Data about app and page elements
-----
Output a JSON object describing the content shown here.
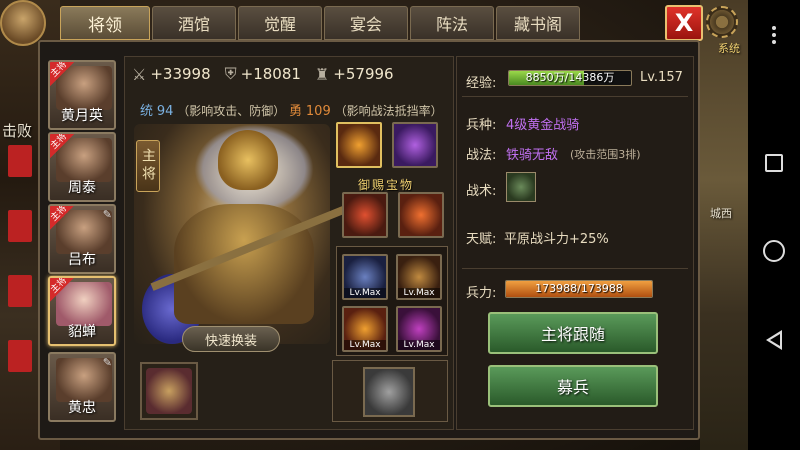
{
  "tabs": [
    {
      "label": "将领",
      "active": true
    },
    {
      "label": "酒馆",
      "active": false
    },
    {
      "label": "觉醒",
      "active": false
    },
    {
      "label": "宴会",
      "active": false
    },
    {
      "label": "阵法",
      "active": false
    },
    {
      "label": "藏书阁",
      "active": false
    }
  ],
  "close_label": "X",
  "background_text": {
    "defeat": "击败",
    "city_west": "城西",
    "corner": "系统"
  },
  "roster": [
    {
      "name": "黄月英",
      "badge": "主将",
      "selected": false
    },
    {
      "name": "周泰",
      "badge": "主将",
      "selected": false
    },
    {
      "name": "吕布",
      "badge": "主将",
      "selected": false
    },
    {
      "name": "貂蝉",
      "badge": "主将",
      "selected": true
    },
    {
      "name": "黄忠",
      "badge": "",
      "selected": false
    }
  ],
  "stats": {
    "attack": "+33998",
    "defense": "+18081",
    "troops": "+57996",
    "tong_label": "统",
    "tong_value": "94",
    "tong_desc": "（影响攻击、防御）",
    "yong_label": "勇",
    "yong_value": "109",
    "yong_desc": "（影响战法抵挡率）"
  },
  "hero": {
    "main_general_button": "主将",
    "quick_swap_button": "快速换装",
    "imperial_label": "御赐宝物",
    "equipment_level_label": "Lv.Max"
  },
  "info": {
    "exp_label": "经验:",
    "exp_text": "8850万/14386万",
    "exp_fraction": 0.615,
    "level": "Lv.157",
    "troop_type_label": "兵种:",
    "troop_type_value": "4级黄金战骑",
    "tactic_label": "战法:",
    "tactic_value": "铁骑无敌",
    "tactic_range": "(攻击范围3排)",
    "skill_label": "战术:",
    "talent_label": "天赋:",
    "talent_value": "平原战斗力+25%",
    "troop_label": "兵力:",
    "troop_text": "173988/173988",
    "troop_fraction": 1.0
  },
  "buttons": {
    "follow": "主将跟随",
    "recruit": "募兵"
  }
}
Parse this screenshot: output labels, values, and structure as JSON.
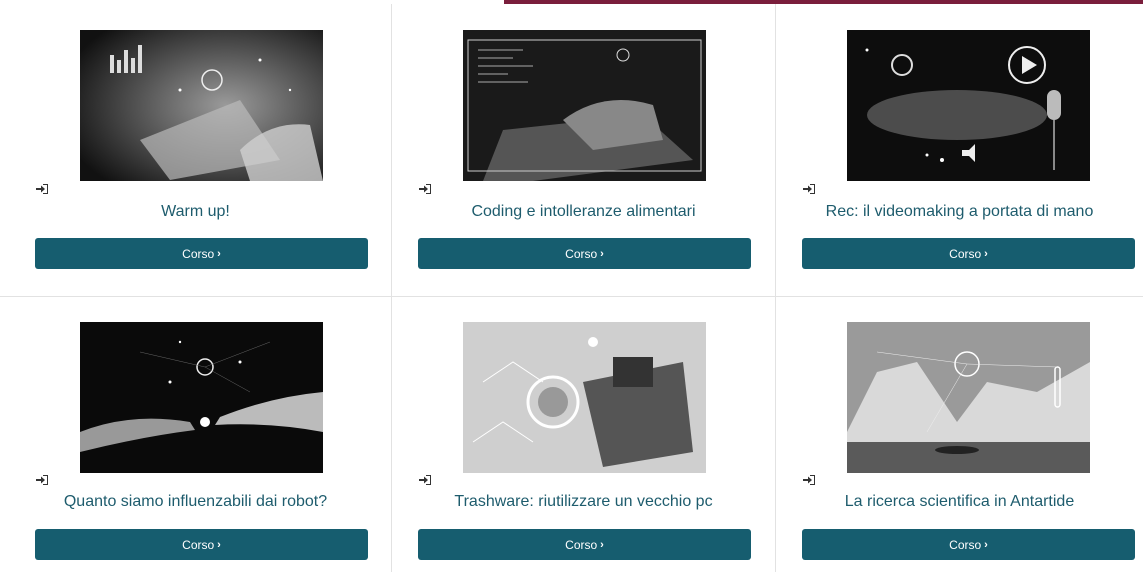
{
  "courses": [
    {
      "title": "Warm up!",
      "button_label": "Corso",
      "chevron": "›",
      "image": "digital-tablet-data-image"
    },
    {
      "title": "Coding e intolleranze alimentari",
      "button_label": "Corso",
      "chevron": "›",
      "image": "coding-laptop-image"
    },
    {
      "title": "Rec: il videomaking a portata di mano",
      "button_label": "Corso",
      "chevron": "›",
      "image": "video-studio-microphone-image"
    },
    {
      "title": "Quanto siamo influenzabili dai robot?",
      "button_label": "Corso",
      "chevron": "›",
      "image": "robot-hand-touch-image"
    },
    {
      "title": "Trashware: riutilizzare un vecchio pc",
      "button_label": "Corso",
      "chevron": "›",
      "image": "recycled-electronics-image"
    },
    {
      "title": "La ricerca scientifica in Antartide",
      "button_label": "Corso",
      "chevron": "›",
      "image": "antarctica-icebergs-image"
    }
  ],
  "colors": {
    "accent_bar": "#7a1e3c",
    "button_bg": "#165d6f",
    "title_text": "#1e5c6d"
  },
  "icons": {
    "enter": "enter-icon"
  }
}
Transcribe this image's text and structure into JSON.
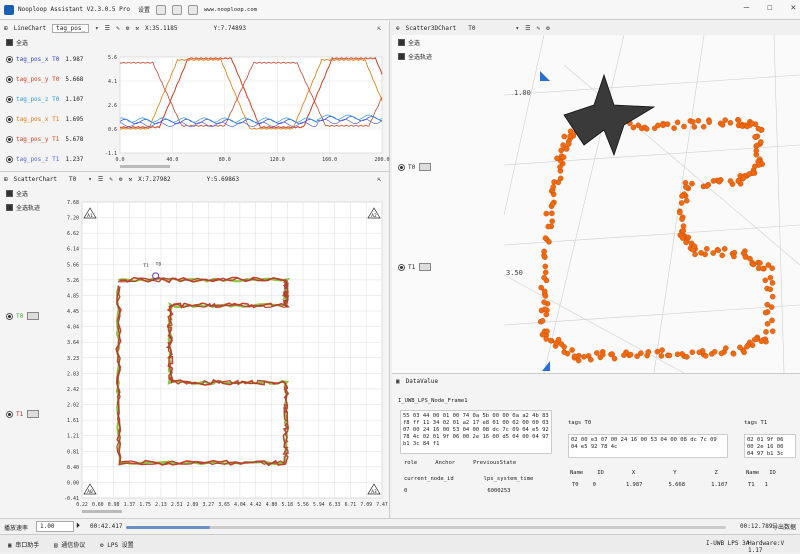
{
  "app": {
    "title": "Nooploop Assistant V2.3.0.5 Pro",
    "settings_label": "设置",
    "url": "www.nooploop.com"
  },
  "linechart": {
    "title": "LineChart",
    "selected_tag": "tag_pos_",
    "x_readout": "X:35.1185",
    "y_readout": "Y:7.74893",
    "select_all": "全选",
    "series": [
      {
        "name": "tag_pos_x T0",
        "value": "1.987",
        "color": "#3344cc"
      },
      {
        "name": "tag_pos_y T0",
        "value": "5.668",
        "color": "#d04020"
      },
      {
        "name": "tag_pos_z T0",
        "value": "1.107",
        "color": "#2a9adf"
      },
      {
        "name": "tag_pos_x T1",
        "value": "1.695",
        "color": "#e07800"
      },
      {
        "name": "tag_pos_y T1",
        "value": "5.678",
        "color": "#d04020"
      },
      {
        "name": "tag_pos_z T1",
        "value": "1.237",
        "color": "#5566dd"
      }
    ],
    "yticks": [
      "5.6",
      "4.1",
      "2.6",
      "0.6",
      "-1.1"
    ],
    "xticks": [
      "0.0",
      "40.0",
      "80.0",
      "120.0",
      "160.0",
      "200.0"
    ]
  },
  "scatterchart": {
    "title": "ScatterChart",
    "selected_tag": "T0",
    "x_readout": "X:7.27982",
    "y_readout": "Y:5.69863",
    "select_all": "全选",
    "select_all_track": "全选轨迹",
    "tags": [
      "T0",
      "T1"
    ],
    "yticks": [
      "7.68",
      "7.20",
      "6.62",
      "6.14",
      "5.66",
      "5.26",
      "4.85",
      "4.45",
      "4.04",
      "3.64",
      "3.23",
      "2.83",
      "2.42",
      "2.02",
      "1.61",
      "1.21",
      "0.81",
      "0.40",
      "0.00",
      "-0.41"
    ],
    "xticks": [
      "0.22",
      "0.60",
      "0.98",
      "1.37",
      "1.75",
      "2.13",
      "2.51",
      "2.89",
      "3.27",
      "3.65",
      "4.04",
      "4.42",
      "4.80",
      "5.18",
      "5.56",
      "5.94",
      "6.33",
      "6.71",
      "7.09",
      "7.47"
    ],
    "anchors": [
      "A1",
      "A2",
      "A0",
      "A3"
    ]
  },
  "scatter3d": {
    "title": "Scatter3DChart",
    "selected_tag": "T0",
    "select_all": "全选",
    "select_all_track": "全选轨迹",
    "tags": [
      "T0",
      "T1"
    ],
    "axis_labels": [
      "1.00",
      "3.50"
    ]
  },
  "datavalue": {
    "title": "DataValue",
    "frame_name": "I_UWB_LPS_Node_Frame1",
    "hex": "55 03 44 00 01 00 74 0a 5b 00 00 0a a2 4b 83 f8 ff 11 34 02 01 a2 17 e8 01 00 02 00 00 03 07 00 24 16 00 53 04 00 08 dc 7c 09 04 e5 92 78 4c 02 01 9f 06 00 2e 16 00 d5 04 00 04 97 b1 3c 84 f1",
    "role_headers": [
      "role",
      "Anchor",
      "PreviousState"
    ],
    "sys_headers": [
      "current_node_id",
      "lps_system_time"
    ],
    "sys_values": [
      "0",
      "6000253"
    ],
    "tag0_label": "tags T0",
    "tag0_hex": "02 00 e3 07 00 24 16 00 53 04 00 08 dc 7c 09 04 e5 92 78 4c",
    "tag1_label": "tags T1",
    "tag1_hex": "02 01 9f 06 00 2e 16 00 04 97 b1 3c 84 f1",
    "table_headers": [
      "Name",
      "ID",
      "X",
      "Y",
      "Z"
    ],
    "tag0_row": [
      "T0",
      "0",
      "1.987",
      "5.668",
      "1.107"
    ],
    "tag1_row": [
      "T1",
      "1"
    ]
  },
  "playback": {
    "speed_label": "播放速率",
    "speed_value": "1.00",
    "start_time": "00:42.417",
    "end_time": "00:12.789",
    "export_label": "导出数据",
    "progress": 0.14
  },
  "statusbar": {
    "serial": "串口助手",
    "protocol": "通信协议",
    "lps": "LPS 设置",
    "product": "I-UWB LPS 3A",
    "hardware": "Hardware:V 1.17"
  }
}
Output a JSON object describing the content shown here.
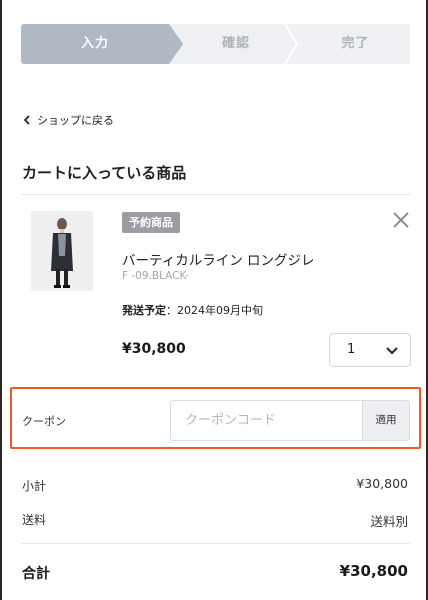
{
  "stepper": {
    "steps": [
      {
        "label": "入力"
      },
      {
        "label": "確認"
      },
      {
        "label": "完了"
      }
    ]
  },
  "nav": {
    "back_label": "ショップに戻る"
  },
  "cart": {
    "title": "カートに入っている商品",
    "item": {
      "badge": "予約商品",
      "name": "バーティカルライン ロングジレ",
      "variant": "F -09.BLACK-",
      "ship_label": "発送予定",
      "ship_value": "：2024年09月中旬",
      "price": "¥30,800",
      "quantity": "1"
    }
  },
  "coupon": {
    "label": "クーポン",
    "placeholder": "クーポンコード",
    "apply_label": "適用"
  },
  "summary": {
    "subtotal_label": "小計",
    "subtotal_value": "¥30,800",
    "shipping_label": "送料",
    "shipping_value": "送料別",
    "total_label": "合計",
    "total_value": "¥30,800"
  },
  "colors": {
    "highlight_border": "#ee5a24",
    "step_active": "#b0b8c3"
  }
}
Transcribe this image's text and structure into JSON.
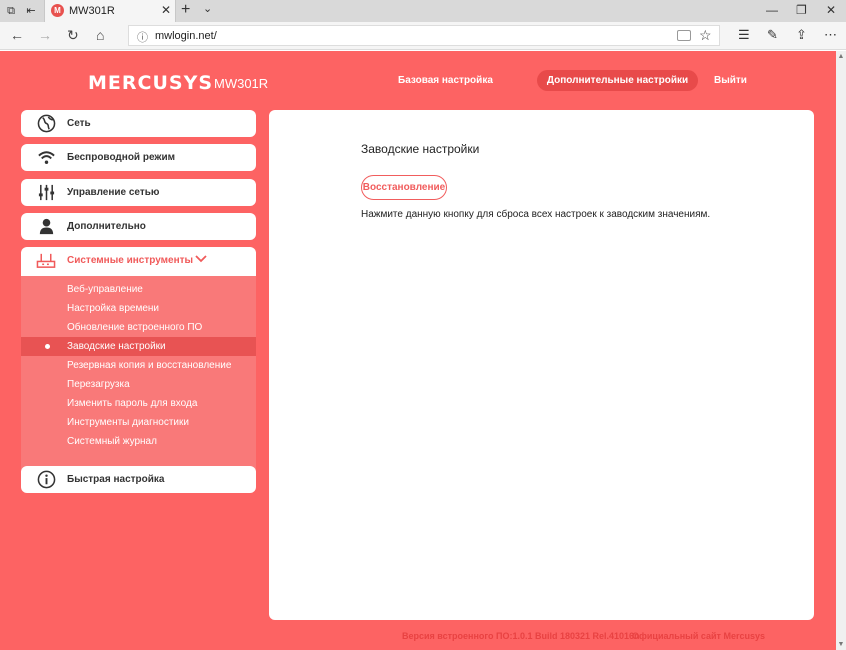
{
  "browser": {
    "tab_title": "MW301R",
    "favicon_letter": "M",
    "url": "mwlogin.net/"
  },
  "header": {
    "logo": "MERCUSYS",
    "model": "MW301R",
    "nav_basic": "Базовая настройка",
    "nav_advanced": "Дополнительные настройки",
    "nav_logout": "Выйти"
  },
  "sidebar": {
    "network": "Сеть",
    "wireless": "Беспроводной режим",
    "network_control": "Управление сетью",
    "advanced": "Дополнительно",
    "system_tools": "Системные инструменты",
    "quick_setup": "Быстрая настройка",
    "submenu": [
      "Веб-управление",
      "Настройка времени",
      "Обновление встроенного ПО",
      "Заводские настройки",
      "Резервная копия и восстановление",
      "Перезагрузка",
      "Изменить пароль для входа",
      "Инструменты диагностики",
      "Системный журнал"
    ]
  },
  "content": {
    "title": "Заводские настройки",
    "restore_button": "Восстановление",
    "description": "Нажмите данную кнопку для сброса всех настроек к заводским значениям."
  },
  "footer": {
    "firmware": "Версия встроенного ПО:1.0.1 Build 180321 Rel.41016n",
    "website": "Официальный сайт Mercusys"
  },
  "colors": {
    "page_bg": "#fd6363",
    "accent": "#f05a5a",
    "pill": "#e84a4a"
  }
}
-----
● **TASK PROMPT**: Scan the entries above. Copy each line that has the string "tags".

● **TASK RESULT**:
    "tags": [
    "tags": [
    "tag0_label": "tags T0",
    "tag1_label": "tags T1",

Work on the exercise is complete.